Spain's central government on Thursday said the announcement of snap elections in Catalonia would delay planned talks between Prime Minister Pedro Sanchez and the region's separatist leadership.

Madrid puts off separatist talks over Catalan snap election
Catalan regional president Quim Torra (R) meets with Spanish Prime Minister Pedro Sanchez at the Palacio de Pedralbes in Barcelona on December 20, 2018.Photo: AFP

News that the regional election would be brought forward was announced by regional president Quim Torra on Wednesday but he did not give a date, suggesting some time after mid-March.

The date was brought forward following a major dispute between Catalonia's two ruling separatist parties, Together for Catalonia (JxC) and the Republican Left of Catalonia (ERC).

The announcement came ahead of a key February 6 meeting in Barcelona between Torra and Spain's Socialist Prime Minister Pedro Sanchez to lay the ground for talks on resolving the separatist conflict.

In response, Sanchez's office said the meeting would go ahead but that the negotiations would not begin until a new regional government was in place.   

“The government is hoping to be able to begin the dialogue after the Catalan people have spoken… as soon as the elections are over and there is a new (regional) government, then we will begin talking,” said a statement.

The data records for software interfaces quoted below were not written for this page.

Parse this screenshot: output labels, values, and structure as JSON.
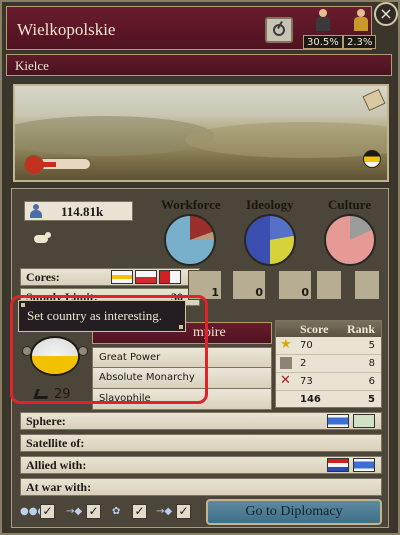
{
  "window": {
    "title": "Wielkopolskie",
    "state_name": "Kielce",
    "stats": [
      {
        "icon": "capitalist-icon",
        "value": "30.5%"
      },
      {
        "icon": "clergy-icon",
        "value": "2.3%"
      }
    ],
    "close_label": "×"
  },
  "overview": {
    "population": "114.81k",
    "pies": [
      {
        "label": "Workforce",
        "colors": [
          "#78b0cc",
          "#9b2d2d",
          "#b59a7c"
        ]
      },
      {
        "label": "Ideology",
        "colors": [
          "#3a4fb0",
          "#d6d23a",
          "#5670c8"
        ]
      },
      {
        "label": "Culture",
        "colors": [
          "#e59a96",
          "#9c9c9c"
        ]
      }
    ],
    "cores_label": "Cores:",
    "supply_label": "Supply Limit:",
    "supply_value": "30",
    "buildings": [
      {
        "icon": "fort-icon",
        "count": "1"
      },
      {
        "icon": "naval-base-icon",
        "count": "0"
      },
      {
        "icon": "railroad-icon",
        "count": "0"
      },
      {
        "icon": "factory-plus-icon",
        "count": ""
      },
      {
        "icon": "building-plus-icon",
        "count": ""
      }
    ]
  },
  "tooltip": {
    "text": "Set country as interesting."
  },
  "country": {
    "name_partial": "mpire",
    "status": [
      "Great Power",
      "Absolute Monarchy",
      "Slavophile"
    ],
    "military_score": "29"
  },
  "scores": {
    "header_score": "Score",
    "header_rank": "Rank",
    "rows": [
      {
        "icon": "star-icon",
        "score": "70",
        "rank": "5"
      },
      {
        "icon": "industry-icon",
        "score": "2",
        "rank": "8"
      },
      {
        "icon": "swords-icon",
        "score": "73",
        "rank": "6"
      }
    ],
    "total_score": "146",
    "total_rank": "5"
  },
  "relations": {
    "sphere_label": "Sphere:",
    "satellite_label": "Satellite of:",
    "allied_label": "Allied with:",
    "war_label": "At war with:"
  },
  "footer": {
    "diplomacy_button": "Go to Diplomacy",
    "checks": [
      "✓",
      "✓",
      "✓",
      "✓"
    ]
  }
}
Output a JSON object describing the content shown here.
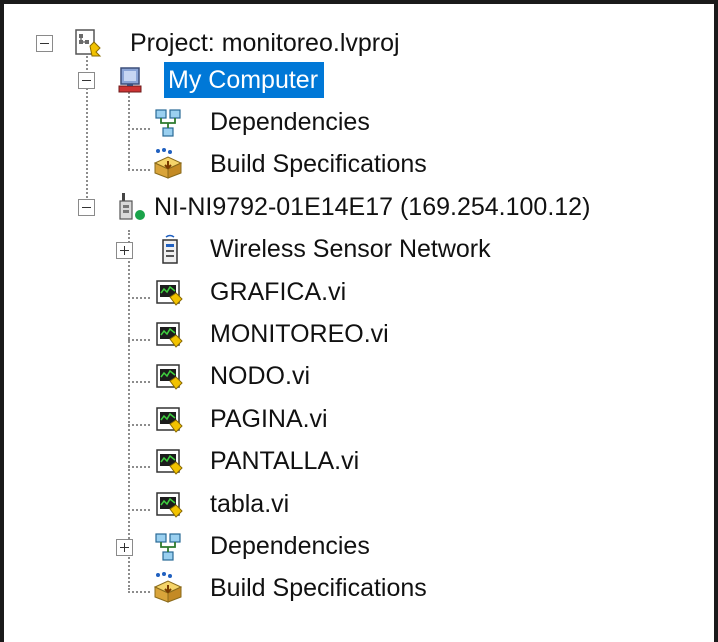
{
  "tree": {
    "items": [
      {
        "label": "Project: monitoreo.lvproj",
        "icon": "project-icon",
        "expanded": true
      },
      {
        "label": "My Computer",
        "icon": "my-computer-icon",
        "expanded": true,
        "selected": true
      },
      {
        "label": "Dependencies",
        "icon": "dependencies-icon"
      },
      {
        "label": "Build Specifications",
        "icon": "build-specifications-icon"
      },
      {
        "label": "NI-NI9792-01E14E17 (169.254.100.12)",
        "icon": "ni-target-icon",
        "expanded": true
      },
      {
        "label": "Wireless Sensor Network",
        "icon": "wireless-sensor-network-icon",
        "expanded": false
      },
      {
        "label": "GRAFICA.vi",
        "icon": "vi-file-icon"
      },
      {
        "label": "MONITOREO.vi",
        "icon": "vi-file-icon"
      },
      {
        "label": "NODO.vi",
        "icon": "vi-file-icon"
      },
      {
        "label": "PAGINA.vi",
        "icon": "vi-file-icon"
      },
      {
        "label": "PANTALLA.vi",
        "icon": "vi-file-icon"
      },
      {
        "label": "tabla.vi",
        "icon": "vi-file-icon"
      },
      {
        "label": "Dependencies",
        "icon": "dependencies-icon",
        "expanded": false
      },
      {
        "label": "Build Specifications",
        "icon": "build-specifications-icon"
      }
    ]
  },
  "colors": {
    "selection": "#0078d7",
    "status_online": "#1aa34a"
  }
}
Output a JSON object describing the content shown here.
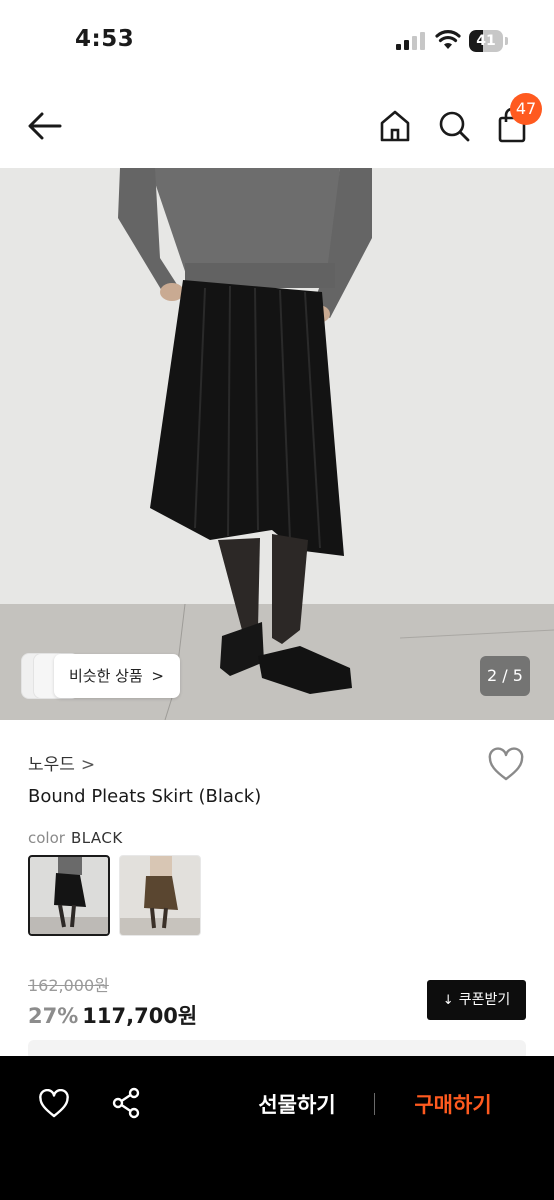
{
  "status_bar": {
    "time": "4:53",
    "battery_percent": "41",
    "battery_level": 0.41,
    "icons": [
      "signal-icon",
      "wifi-icon",
      "battery-icon"
    ]
  },
  "nav": {
    "icons": [
      "back-arrow-icon",
      "home-icon",
      "search-icon",
      "shopping-bag-icon"
    ],
    "cart_count": "47",
    "badge_color": "#ff5a1f"
  },
  "hero": {
    "similar_label": "비슷한 상품",
    "similar_chevron": ">",
    "page_indicator": "2 / 5"
  },
  "product": {
    "brand": "노우드",
    "brand_chevron": ">",
    "name": "Bound Pleats Skirt (Black)",
    "color_label": "color",
    "color_value": "BLACK",
    "swatches": [
      "black-skirt-swatch",
      "brown-skirt-swatch"
    ],
    "original_price": "162,000원",
    "discount": "27%",
    "price": "117,700원",
    "coupon_icon": "↓",
    "coupon_label": "쿠폰받기"
  },
  "bottom_bar": {
    "icons": [
      "heart-icon",
      "share-icon"
    ],
    "gift_label": "선물하기",
    "buy_label": "구매하기",
    "accent_color": "#ff5a1f"
  }
}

“The government remains willing to start the process of dialogue with the Catalan institutions to resolve the political conflict.”

The talks had been agreed as part of a deal with ERC in exchange for its support in getting Sanchez through a key investiture vote earlier this month.   

But the delay was swiftly denounced by the ERC as a “flagrant breach of the agreement which was completely irresponsible,” its party spokesman Sergi Sabria said.

Sanchez, who himself is in a fragile position at the head of a minority coalition government, still needs ERC's support to pass Spain's own much delayed national budget.

In a radio interview Thursday, Torra said he would bring up the right to self-determination and amnesty for the nine jailed Catalan separatist leaders when he meets Sanchez — both of which have already been rejected out of hand by the Socialist leader.